Track Your Ex-Spouse's Debt Repayments
If you can't disengage from a joint account, or if the process is a slow one, ask your creditor for online access to any joint credit accounts with your ex-spouse. That way you can check the progress on debt payments from an ex-spouse. If this sounds high-handed, note that any missed payments from an ex-spouse will wind up on your credit report – and hurt your financial reputation. (For related reading, see How Much Debt Can You Handle?)
Ask for Short-Term Help
If an ex-spouse is having financial difficulties and can't pay a joint-debt back, ask the creditor (like a credit card carrier or a mortgage lender) if you can arrange a few months of interest-only payments. Creditors are usually open to that deal, especially if you're open and honest in describing the situation (you're not the first divorcee a creditor has ever seen, and you won't be the last). If your ex–spouse falls behind on those payments, be prepared to step in and make them yourself to protect your credit rating.
Know Your State's Community Property Rules
Credit accounts opened during a marriage or a live-in partnership are especially onerous in a community property state. According to the Internal Revenue Service (IRS), community property states include: Arizona, California, Idaho, Louisiana, Nevada, New Mexico, Texas, Washington and Wisconsin.
Ignore Any "Promises to Pay"
Too often, one party in a divorce negotiation is suckered into agreeing to a deal where the other spouse promises to repay a debt. Don't fall for it. A promise to pay isn't worth the paper it's written on to a credit card firm or a bank. To the creditor, you're both liable for the debt – no matter what the divorce decree says.
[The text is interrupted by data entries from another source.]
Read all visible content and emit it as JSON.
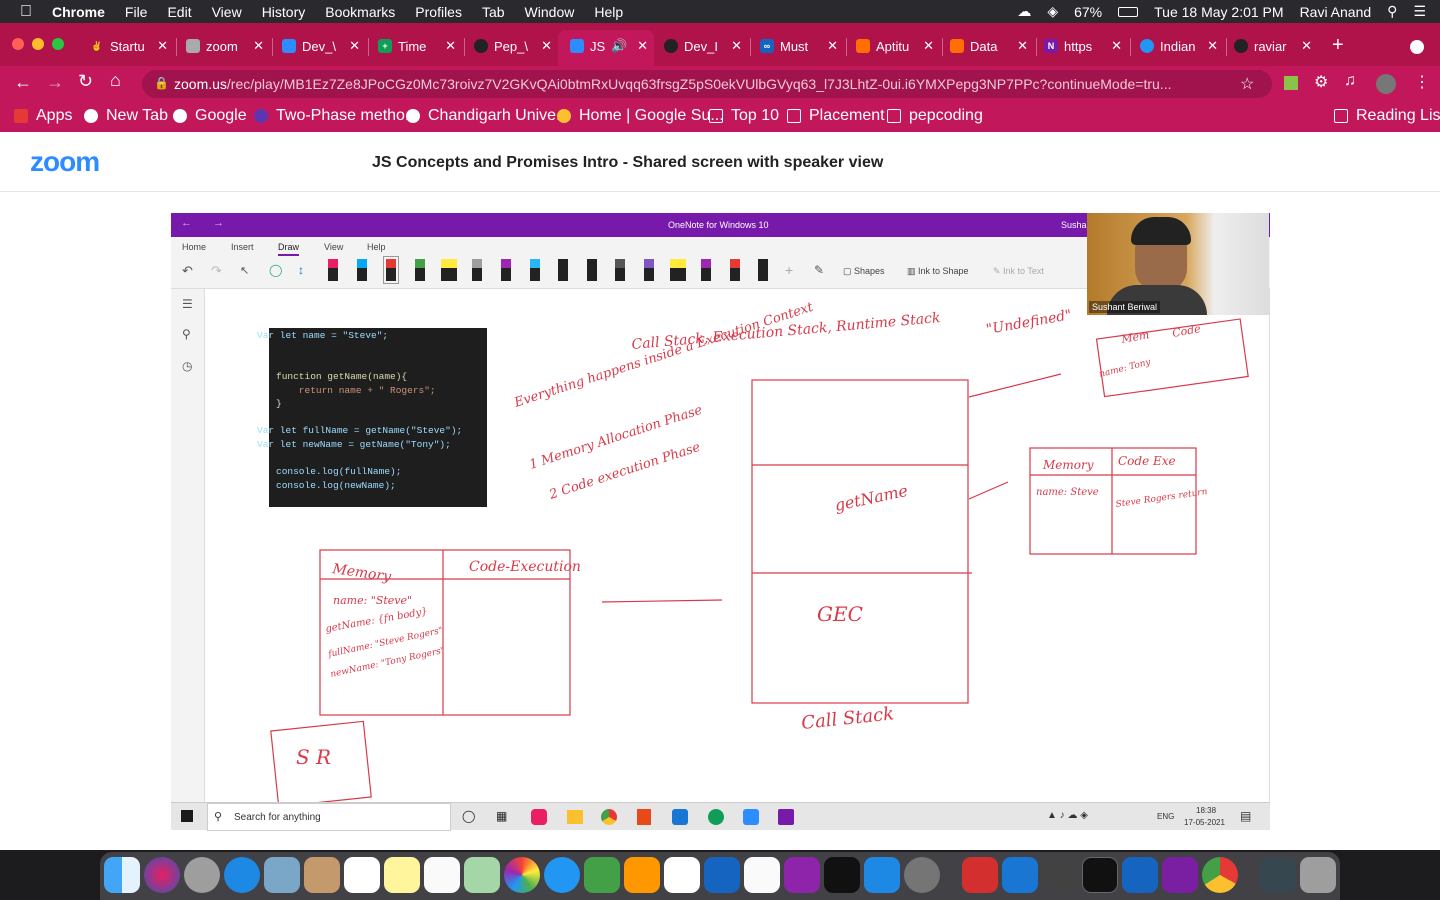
{
  "menubar": {
    "items": [
      "Chrome",
      "File",
      "Edit",
      "View",
      "History",
      "Bookmarks",
      "Profiles",
      "Tab",
      "Window",
      "Help"
    ],
    "battery": "67%",
    "datetime": "Tue 18 May  2:01 PM",
    "user": "Ravi Anand"
  },
  "tabs": [
    {
      "label": "Startu",
      "color": "#333"
    },
    {
      "label": "zoom",
      "color": "#888"
    },
    {
      "label": "Dev_\\",
      "color": "#2d8cff"
    },
    {
      "label": "Time",
      "color": "#0f9d58"
    },
    {
      "label": "Pep_\\",
      "color": "#222"
    },
    {
      "label": "JS",
      "color": "#2d8cff"
    },
    {
      "label": "Dev_I",
      "color": "#222"
    },
    {
      "label": "Must",
      "color": "#1565c0"
    },
    {
      "label": "Aptitu",
      "color": "#ff6f00"
    },
    {
      "label": "Data",
      "color": "#ff6f00"
    },
    {
      "label": "https",
      "color": "#7719aa"
    },
    {
      "label": "Indian",
      "color": "#2196f3"
    },
    {
      "label": "raviar",
      "color": "#222"
    }
  ],
  "url": {
    "host": "zoom.us",
    "path": "/rec/play/MB1Ez7Ze8JPoCGz0Mc73roivz7V2GKvQAi0btmRxUvqq63frsgZ5pS0ekVUlbGVyq63_l7J3LhtZ-0ui.i6YMXPepg3NP7PPc?continueMode=tru..."
  },
  "bookmarks": [
    {
      "label": "Apps",
      "color": "#e53935"
    },
    {
      "label": "New Tab",
      "color": "#fff"
    },
    {
      "label": "Google",
      "color": "#fff"
    },
    {
      "label": "Two-Phase metho...",
      "color": "#5e35b1"
    },
    {
      "label": "Chandigarh Unive...",
      "color": "#fff"
    },
    {
      "label": "Home | Google Su...",
      "color": "#fbc02d"
    },
    {
      "label": "Top 10",
      "color": "#fff"
    },
    {
      "label": "Placement",
      "color": "#fff"
    },
    {
      "label": "pepcoding",
      "color": "#fff"
    }
  ],
  "reading_list": "Reading List",
  "zoom": {
    "logo": "zoom",
    "title": "JS Concepts and Promises Intro - Shared screen with speaker view"
  },
  "onenote": {
    "title": "OneNote for Windows 10",
    "user": "Sushan",
    "tabs": [
      "Home",
      "Insert",
      "Draw",
      "View",
      "Help"
    ],
    "active_tab": "Draw",
    "shapes": "Shapes",
    "ink_to_shape": "Ink to Shape",
    "ink_to_text": "Ink to Text",
    "speaker": "Sushant Beriwal"
  },
  "code": [
    "Var let name = \"Steve\";",
    "",
    "function getName(name){",
    "    return name + \" Rogers\";",
    "}",
    "",
    "Var let fullName = getName(\"Steve\");",
    "Var let newName = getName(\"Tony\");",
    "",
    "console.log(fullName);",
    "console.log(newName);"
  ],
  "notes": {
    "callstack_title": "Call Stack, Execution Stack, Runtime Stack",
    "undefined": "\"Undefined\"",
    "point1": "Everything happens inside a Execution Context",
    "point2": "1 Memory Allocation Phase",
    "point3": "2 Code execution Phase",
    "memory": "Memory",
    "code_exec": "Code-Execution",
    "mem_name": "name: \"Steve\"",
    "mem_getname": "getName: {fn body}",
    "mem_fullname": "fullName: \"Steve Rogers\"",
    "mem_newname": "newName: \"Tony Rogers\"",
    "gec": "GEC",
    "getname_frame": "getName",
    "call_stack": "Call Stack",
    "mem2": "Memory",
    "code2": "Code Exe",
    "mem2_name": "name: Steve",
    "code2_val": "Steve Rogers return",
    "mem3": "Mem",
    "code3": "Code",
    "mem3_name": "name: Tony",
    "sr": "S R"
  },
  "taskbar": {
    "search": "Search for anything",
    "lang": "ENG",
    "time": "18:38",
    "date": "17-05-2021"
  }
}
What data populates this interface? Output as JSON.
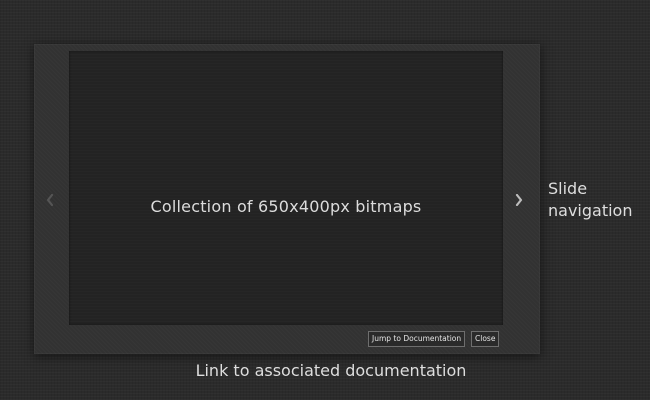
{
  "slideshow": {
    "slide_caption": "Collection of 650x400px bitmaps",
    "prev_icon": "chevron-left-icon",
    "next_icon": "chevron-right-icon",
    "jump_button_label": "Jump to Documentation",
    "close_button_label": "Close"
  },
  "annotations": {
    "slide_navigation": "Slide navigation",
    "documentation_link": "Link to associated documentation"
  },
  "colors": {
    "background": "#2b2b2b",
    "modal": "#323232",
    "slide": "#232323",
    "text": "#dcdcdc"
  }
}
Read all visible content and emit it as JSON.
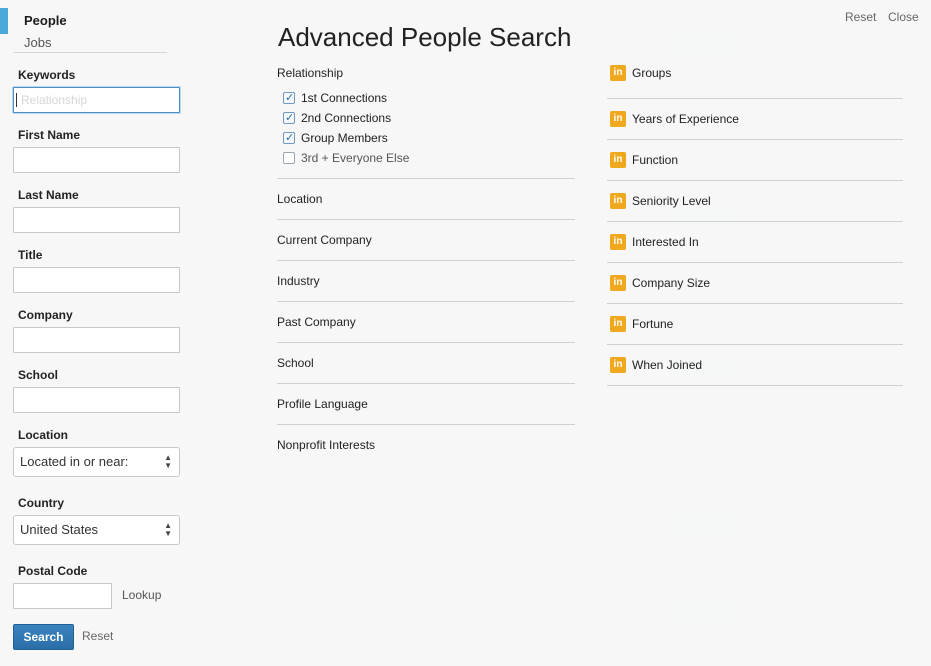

Lastly, make sure you get a copy of your credit report and review it for any unpaid bills in your name. And before you officially separate, open your own bank account – if your ex-spouse gets into the habit of not paying his or her bills, and begins bouncing checks it will be harder for you to open that account after the divorce.
The Bottom Line
Divorce is a drag, but it can get a lot worse if you don't take care of joint-debt accounts. Take the above steps and nip that problem in the bud – and get on with your life. (For more information, read Get Through Divorce With Your Finances Intact.)